Outages and Bugs Become Critical
If you use or work with technology, then you should expect failures. To believe that on-premises deployments are less susceptible or will be repaired more quickly is being foolish. I once said to my boss “Who would you prefer to fix our email if there’s an issue? Me, who will reboot the Exchange VM and hope for the best? Or the person who wrote Exchange if there’s an issue in Office 365?”. I would extend the same argument for Hyper-V. I am better than most of you at Hyper-V, but I would rather have Microsoft run the physical and virtual layers so I can focus on what the business really cares about. Now that the necessities are over with, let’s get on with the prediction.
I have been increasingly worried about quality in Microsoft, dating back to the days when Microsoft CEO Satya Nadella was only responsible for the cloud and server business. 2018 has been a bad year for quality. Software bugs have affected cloud services and on-premises products. Bugs in an update broke Azure AD Multi-Factor Authentication for 14 hours! Windows Server 2019 and Windows 10 1809 were released and withdrawn by Microsoft – the absence of media lasted for 6 hours.

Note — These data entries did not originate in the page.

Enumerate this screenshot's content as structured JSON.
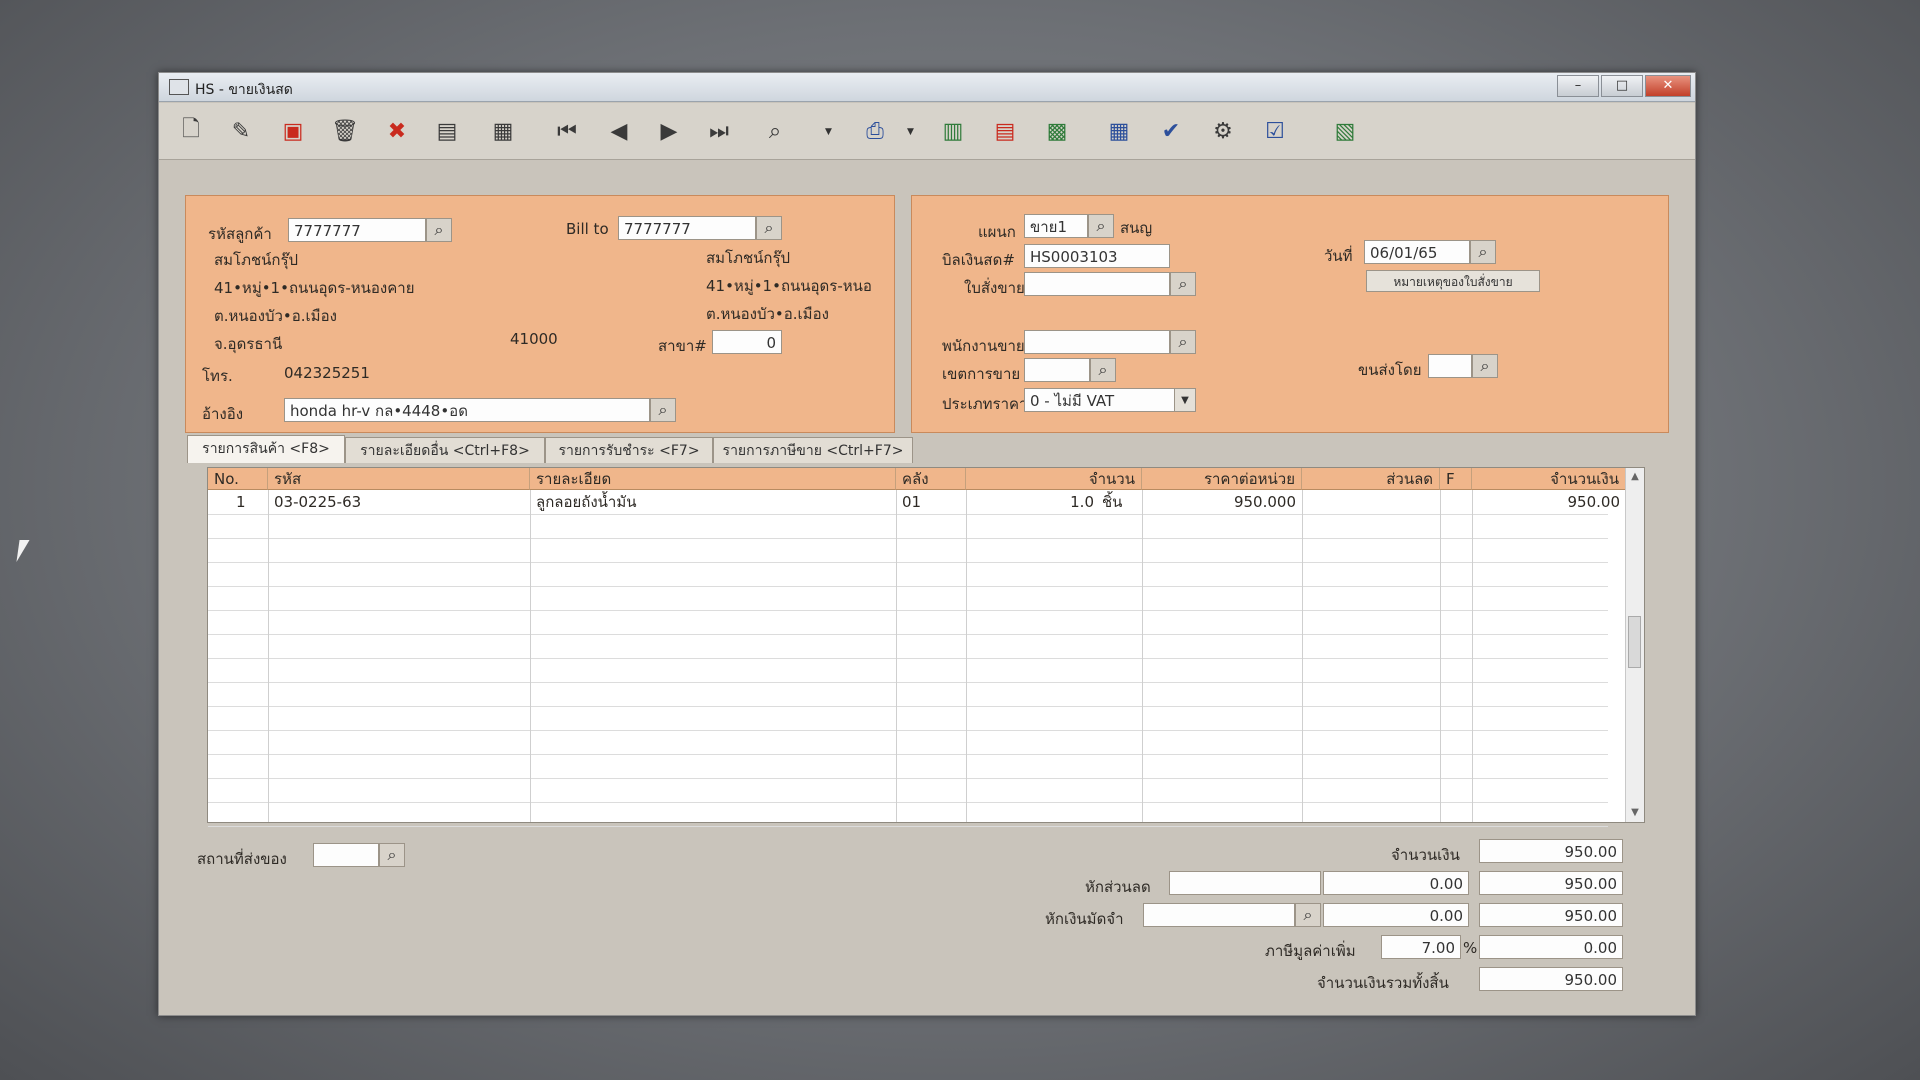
{
  "window": {
    "title": "HS - ขายเงินสด"
  },
  "header": {
    "customer_code_label": "รหัสลูกค้า",
    "customer_code": "7777777",
    "customer_name": "สมโภชน์กรุ๊ป",
    "address_line1": "41•หมู่•1•ถนนอุดร-หนองคาย",
    "address_line2": "ต.หนองบัว•อ.เมือง",
    "address_line3": "จ.อุดรธานี",
    "postcode": "41000",
    "phone_label": "โทร.",
    "phone": "042325251",
    "ref_label": "อ้างอิง",
    "ref_value": "honda hr-v กล•4448•อด",
    "bill_to_label": "Bill to",
    "bill_to_code": "7777777",
    "bill_to_name": "สมโภชน์กรุ๊ป",
    "bill_to_address1": "41•หมู่•1•ถนนอุดร-หนอ",
    "bill_to_address2": "ต.หนองบัว•อ.เมือง",
    "branch_label": "สาขา#",
    "branch_value": "0"
  },
  "doc": {
    "dept_label": "แผนก",
    "dept_value": "ขาย1",
    "dept_name": "สนญ",
    "bill_no_label": "บิลเงินสด#",
    "bill_no": "HS0003103",
    "order_label": "ใบสั่งขาย",
    "order_value": "",
    "date_label": "วันที่",
    "date_value": "06/01/65",
    "order_note_button": "หมายเหตุของใบสั่งขาย",
    "salesman_label": "พนักงานขาย",
    "salesman_value": "",
    "zone_label": "เขตการขาย",
    "zone_value": "",
    "shipby_label": "ขนส่งโดย",
    "shipby_value": "",
    "price_type_label": "ประเภทราคา",
    "price_type_value": "0 - ไม่มี VAT"
  },
  "tabs": [
    {
      "label": "รายการสินค้า <F8>"
    },
    {
      "label": "รายละเอียดอื่น <Ctrl+F8>"
    },
    {
      "label": "รายการรับชำระ <F7>"
    },
    {
      "label": "รายการภาษีขาย <Ctrl+F7>"
    }
  ],
  "table": {
    "columns": [
      "No.",
      "รหัส",
      "รายละเอียด",
      "คลัง",
      "จำนวน",
      "ราคาต่อหน่วย",
      "ส่วนลด",
      "F",
      "จำนวนเงิน"
    ],
    "rows": [
      {
        "no": "1",
        "code": "03-0225-63",
        "desc": "ลูกลอยถังน้ำมัน",
        "wh": "01",
        "qty": "1.0",
        "unit": "ชิ้น",
        "price": "950.000",
        "discount": "",
        "f": "",
        "amount": "950.00"
      }
    ]
  },
  "footer": {
    "ship_place_label": "สถานที่ส่งของ",
    "ship_place_value": "",
    "amount_label": "จำนวนเงิน",
    "amount": "950.00",
    "discount_label": "หักส่วนลด",
    "discount_text": "",
    "discount_value": "0.00",
    "after_discount": "950.00",
    "deposit_label": "หักเงินมัดจำ",
    "deposit_text": "",
    "deposit_value": "0.00",
    "after_deposit": "950.00",
    "vat_label": "ภาษีมูลค่าเพิ่ม",
    "vat_rate": "7.00",
    "percent_sign": "%",
    "vat_amount": "0.00",
    "grand_total_label": "จำนวนเงินรวมทั้งสิ้น",
    "grand_total": "950.00"
  }
}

The lack of a separate testing process inside of Microsoft has hurt quality. A programmer should never test their own code – you learned that lesson in college, one way or another, if you studied programming. The worst person to find bugs is the person that wrote the code because they have expectations on how their precious creation will be used. Even with the testing offered by the Insiders’ programs, Microsoft has not been able to filter through the “theme nonsense” to find the bug reports, such as the data loss issues that hurt Windows 10 1809.
Microsoft has told us that the problems are fixed. We have been hearing that every 6 months for at least 6 years. The problems will continue into 2019. Outages and bugs will continue but they will be more damaging to everyone involved. Cloud outages will deter migrations of SQL Server 2008/R2 and Windows Server 2008/R2 which are going end of life over the next 13 months – Microsoft is offering 3 years of security fixes at no extra cost if these workloads are migrated to Azure. Windows 10 adoption will be slowed if 19H1 (1903) is hurt by more bugs, even if businesses will likely deploy the more stable (by then) 1809 release because of its longer support cycle for business customers.
A Year of Migrations
This isn’t a prediction; it’s a guarantee. 2019 is going to be a very busy year. Windows 7 is still the dominant PC OS in the business – 41.41% of PCs are running this old desktop OS. Windows Server 2008/R2 is the installed version of half of all Windows Server installations, according to Microsoft. Both are going end of life on January 14th 2020. SQL Server 2008/R2 is end of life in mid-2019. Customers will start/continue to migrate to Azure/Office 365 and other cloud services during this year. If you have current skills, you are going to be in demand. Don’t be the person buying consulting skills; be the person selling your skills!